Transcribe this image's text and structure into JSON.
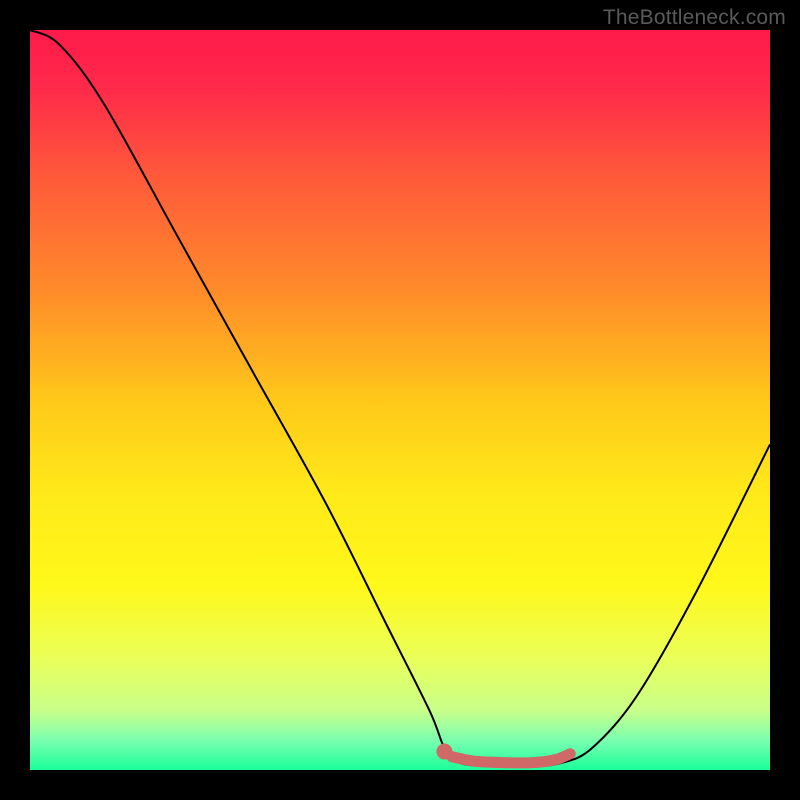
{
  "watermark": "TheBottleneck.com",
  "chart_data": {
    "type": "line",
    "title": "",
    "xlabel": "",
    "ylabel": "",
    "xlim": [
      0,
      100
    ],
    "ylim": [
      0,
      100
    ],
    "gradient_stops": [
      {
        "offset": 0.0,
        "color": "#ff1a4a"
      },
      {
        "offset": 0.08,
        "color": "#ff2a4a"
      },
      {
        "offset": 0.2,
        "color": "#ff5a3a"
      },
      {
        "offset": 0.35,
        "color": "#ff8a2a"
      },
      {
        "offset": 0.5,
        "color": "#ffc81a"
      },
      {
        "offset": 0.62,
        "color": "#ffe81a"
      },
      {
        "offset": 0.75,
        "color": "#fff81a"
      },
      {
        "offset": 0.85,
        "color": "#eaff5a"
      },
      {
        "offset": 0.92,
        "color": "#c8ff8a"
      },
      {
        "offset": 0.96,
        "color": "#7affb0"
      },
      {
        "offset": 1.0,
        "color": "#1aff9a"
      }
    ],
    "series": [
      {
        "name": "bottleneck-curve",
        "color": "#000000",
        "points": [
          {
            "x": 0.0,
            "y": 100.0
          },
          {
            "x": 4.0,
            "y": 98.0
          },
          {
            "x": 10.0,
            "y": 90.0
          },
          {
            "x": 20.0,
            "y": 72.0
          },
          {
            "x": 30.0,
            "y": 54.0
          },
          {
            "x": 40.0,
            "y": 36.0
          },
          {
            "x": 48.0,
            "y": 20.0
          },
          {
            "x": 54.0,
            "y": 8.0
          },
          {
            "x": 56.0,
            "y": 3.0
          },
          {
            "x": 58.0,
            "y": 1.0
          },
          {
            "x": 62.0,
            "y": 0.5
          },
          {
            "x": 68.0,
            "y": 0.5
          },
          {
            "x": 72.0,
            "y": 1.0
          },
          {
            "x": 76.0,
            "y": 3.0
          },
          {
            "x": 82.0,
            "y": 10.0
          },
          {
            "x": 90.0,
            "y": 24.0
          },
          {
            "x": 100.0,
            "y": 44.0
          }
        ]
      },
      {
        "name": "optimal-range",
        "type": "marker-band",
        "color": "#d06868",
        "start_marker": {
          "x": 56.0,
          "y": 2.5,
          "r": 1.2
        },
        "band": [
          {
            "x": 57.0,
            "y": 1.8
          },
          {
            "x": 60.0,
            "y": 1.2
          },
          {
            "x": 64.0,
            "y": 1.0
          },
          {
            "x": 68.0,
            "y": 1.0
          },
          {
            "x": 71.0,
            "y": 1.4
          },
          {
            "x": 73.0,
            "y": 2.2
          }
        ]
      }
    ]
  }
}
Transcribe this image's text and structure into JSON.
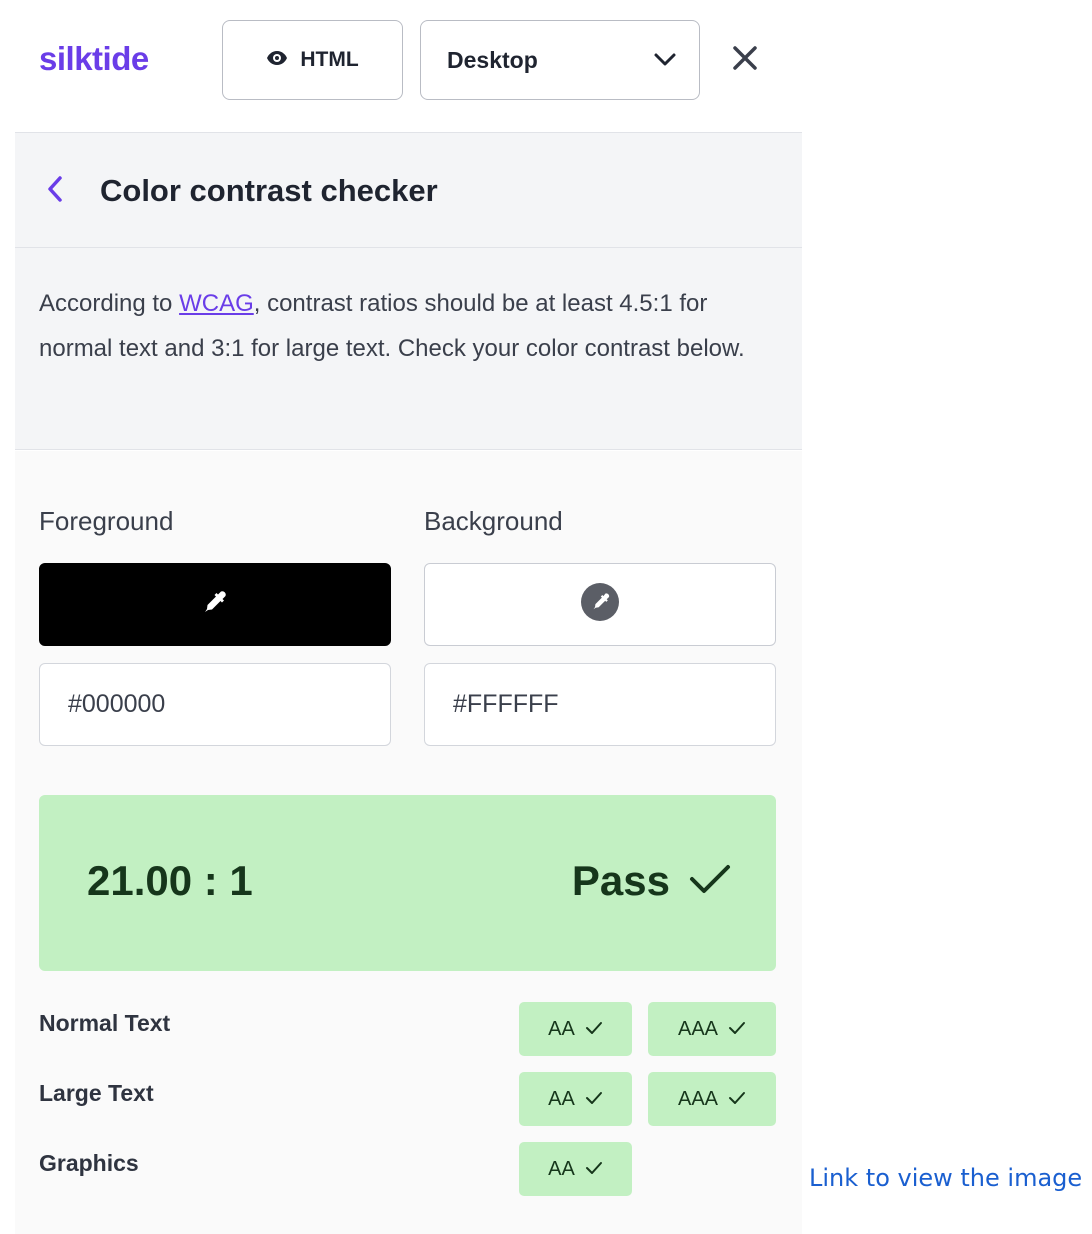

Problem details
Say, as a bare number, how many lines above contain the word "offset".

Solution for this exercise
11